● **What you need to do**: Please print every record below exactly as it appears, but leave out the pictures.

● **Records for the exercise**:
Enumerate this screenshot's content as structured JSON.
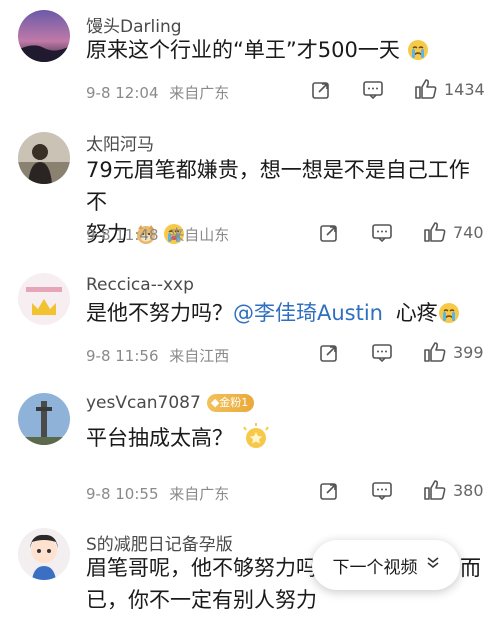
{
  "comments": [
    {
      "name": "馒头Darling",
      "text": "原来这个行业的“单王”才500一天",
      "time": "9-8 12:04",
      "location": "来自广东",
      "likes": "1434",
      "emoji": "crying-face"
    },
    {
      "name": "太阳河马",
      "text_line1": "79元眉笔都嫌贵，想一想是不是自己工作不",
      "text_line2": "努力",
      "time": "9-8 11:48",
      "location": "来自山东",
      "likes": "740",
      "emoji": "doge-and-crying-face"
    },
    {
      "name": "Reccica--xxp",
      "text_prefix": "是他不努力吗？",
      "mention": "@李佳琦Austin",
      "text_suffix": "心疼",
      "time": "9-8 11:56",
      "location": "来自江西",
      "likes": "399",
      "emoji": "crying-face"
    },
    {
      "name": "yesVcan7087",
      "badge": "金粉1",
      "text": "平台抽成太高？",
      "time": "9-8 10:55",
      "location": "来自广东",
      "likes": "380",
      "emoji": "gold-badge-sticker"
    },
    {
      "name": "S的减肥日记备孕版",
      "text_line1": "眉笔哥呢，他不够努力吗",
      "text_line1_tail": "而",
      "text_line2": "已，你不一定有别人努力"
    }
  ],
  "next_video": {
    "label": "下一个视频",
    "icon": "double-chevron-down-icon"
  },
  "colors": {
    "mention": "#2e6fbf",
    "meta": "#8a8a8a",
    "badge": "#eaa93a"
  }
}
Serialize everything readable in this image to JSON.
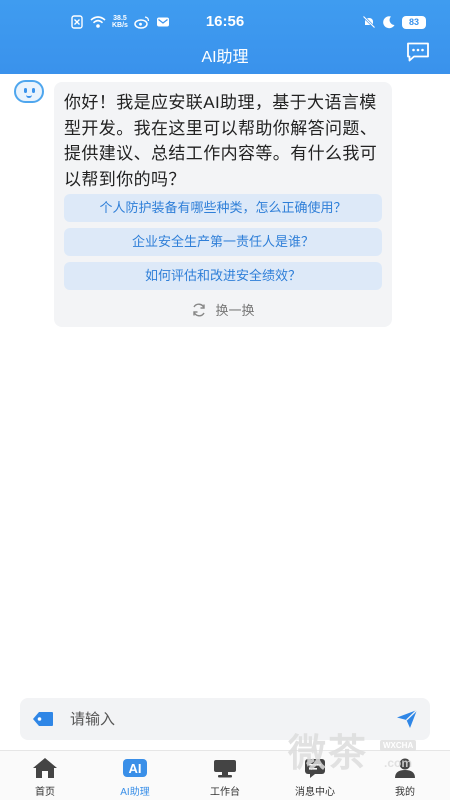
{
  "status_bar": {
    "net_speed_value": "38.5",
    "net_speed_unit": "KB/s",
    "time": "16:56",
    "battery": "83"
  },
  "header": {
    "title": "AI助理",
    "chat_icon": "chat-bubble-icon"
  },
  "assistant": {
    "avatar_icon": "robot-avatar-icon",
    "greeting": "你好！我是应安联AI助理，基于大语言模型开发。我在这里可以帮助你解答问题、提供建议、总结工作内容等。有什么我可以帮到你的吗？",
    "suggestions": [
      "个人防护装备有哪些种类，怎么正确使用？",
      "企业安全生产第一责任人是谁？",
      "如何评估和改进安全绩效？"
    ],
    "refresh_label": "换一换"
  },
  "input": {
    "placeholder": "请输入",
    "tag_icon": "tag-icon",
    "send_icon": "send-icon"
  },
  "tabbar": {
    "active_color": "#3a8fe8",
    "items": [
      {
        "label": "首页",
        "icon": "home-icon"
      },
      {
        "label": "AI助理",
        "icon": "ai-icon"
      },
      {
        "label": "工作台",
        "icon": "workbench-icon"
      },
      {
        "label": "消息中心",
        "icon": "message-icon"
      },
      {
        "label": "我的",
        "icon": "profile-icon"
      }
    ]
  },
  "watermark": {
    "text": "微茶",
    "latin": "WXCHA",
    "domain": ".com"
  }
}
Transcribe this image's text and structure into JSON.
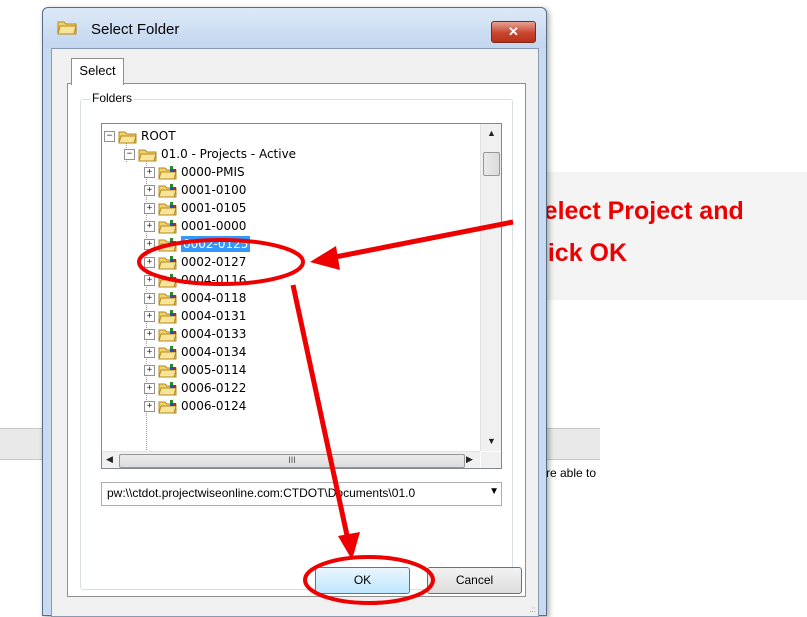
{
  "background": {
    "partial_text": "re able to"
  },
  "callout": {
    "text": "Select Project and\nclick OK",
    "color": "#ee0000"
  },
  "dialog": {
    "title": "Select Folder",
    "close_label": "✕",
    "tab_label": "Select",
    "group_label": "Folders",
    "tree": {
      "root_label": "ROOT",
      "active_label": "01.0 - Projects - Active",
      "items": [
        "0000-PMIS",
        "0001-0100",
        "0001-0105",
        "0001-0000",
        "0002-0125",
        "0002-0127",
        "0004-0116",
        "0004-0118",
        "0004-0131",
        "0004-0133",
        "0004-0134",
        "0005-0114",
        "0006-0122",
        "0006-0124"
      ],
      "selected": "0002-0125"
    },
    "path_value": "pw:\\\\ctdot.projectwiseonline.com:CTDOT\\Documents\\01.0",
    "ok_label": "OK",
    "cancel_label": "Cancel",
    "scroll_up": "▲",
    "scroll_down": "▼",
    "scroll_left": "◀",
    "scroll_right": "▶",
    "hthumb_grip": "III",
    "combo_arrow": "▼",
    "size_grip": ".::"
  },
  "colors": {
    "selection": "#3399ff",
    "annotation": "#ee0000"
  }
}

● **The answer**:
Enumerate this screenshot's content as structured JSON.
{
  "comments": [
    {
      "name": "馒头Darling",
      "text": "原来这个行业的“单王”才500一天",
      "time": "9-8 12:04",
      "location": "来自广东",
      "likes": "1434",
      "emoji": "crying-face"
    },
    {
      "name": "太阳河马",
      "text_line1": "79元眉笔都嫌贵，想一想是不是自己工作不",
      "text_line2": "努力",
      "time": "9-8 11:48",
      "location": "来自山东",
      "likes": "740",
      "emoji": "doge-and-crying-face"
    },
    {
      "name": "Reccica--xxp",
      "text_prefix": "是他不努力吗？",
      "mention": "@李佳琦Austin",
      "text_suffix": "心疼",
      "time": "9-8 11:56",
      "location": "来自江西",
      "likes": "399",
      "emoji": "crying-face"
    },
    {
      "name": "yesVcan7087",
      "badge": "金粉1",
      "text": "平台抽成太高？",
      "time": "9-8 10:55",
      "location": "来自广东",
      "likes": "380",
      "emoji": "gold-badge-sticker"
    },
    {
      "name": "S的减肥日记备孕版",
      "text_line1": "眉笔哥呢，他不够努力吗",
      "text_line1_tail": "而",
      "text_line2": "已，你不一定有别人努力"
    }
  ],
  "next_video": {
    "label": "下一个视频",
    "icon": "double-chevron-down-icon"
  },
  "colors": {
    "mention": "#2e6fbf",
    "meta": "#8a8a8a",
    "badge": "#eaa93a"
  }
}
Serialize everything readable in this image to JSON.
{
  "status_bar": {
    "net_speed_value": "38.5",
    "net_speed_unit": "KB/s",
    "time": "16:56",
    "battery": "83"
  },
  "header": {
    "title": "AI助理",
    "chat_icon": "chat-bubble-icon"
  },
  "assistant": {
    "avatar_icon": "robot-avatar-icon",
    "greeting": "你好！我是应安联AI助理，基于大语言模型开发。我在这里可以帮助你解答问题、提供建议、总结工作内容等。有什么我可以帮到你的吗？",
    "suggestions": [
      "个人防护装备有哪些种类，怎么正确使用？",
      "企业安全生产第一责任人是谁？",
      "如何评估和改进安全绩效？"
    ],
    "refresh_label": "换一换"
  },
  "input": {
    "placeholder": "请输入",
    "tag_icon": "tag-icon",
    "send_icon": "send-icon"
  },
  "tabbar": {
    "active_color": "#3a8fe8",
    "items": [
      {
        "label": "首页",
        "icon": "home-icon"
      },
      {
        "label": "AI助理",
        "icon": "ai-icon"
      },
      {
        "label": "工作台",
        "icon": "workbench-icon"
      },
      {
        "label": "消息中心",
        "icon": "message-icon"
      },
      {
        "label": "我的",
        "icon": "profile-icon"
      }
    ]
  },
  "watermark": {
    "text": "微茶",
    "latin": "WXCHA",
    "domain": ".com"
  }
}
Transcribe this image's text and structure into JSON.
{
  "background": {
    "partial_text": "re able to"
  },
  "callout": {
    "text": "Select Project and\nclick OK",
    "color": "#ee0000"
  },
  "dialog": {
    "title": "Select Folder",
    "close_label": "✕",
    "tab_label": "Select",
    "group_label": "Folders",
    "tree": {
      "root_label": "ROOT",
      "active_label": "01.0 - Projects - Active",
      "items": [
        "0000-PMIS",
        "0001-0100",
        "0001-0105",
        "0001-0000",
        "0002-0125",
        "0002-0127",
        "0004-0116",
        "0004-0118",
        "0004-0131",
        "0004-0133",
        "0004-0134",
        "0005-0114",
        "0006-0122",
        "0006-0124"
      ],
      "selected": "0002-0125"
    },
    "path_value": "pw:\\\\ctdot.projectwiseonline.com:CTDOT\\Documents\\01.0",
    "ok_label": "OK",
    "cancel_label": "Cancel",
    "scroll_up": "▲",
    "scroll_down": "▼",
    "scroll_left": "◀",
    "scroll_right": "▶",
    "hthumb_grip": "III",
    "combo_arrow": "▼",
    "size_grip": ".::"
  },
  "colors": {
    "selection": "#3399ff",
    "annotation": "#ee0000"
  }
}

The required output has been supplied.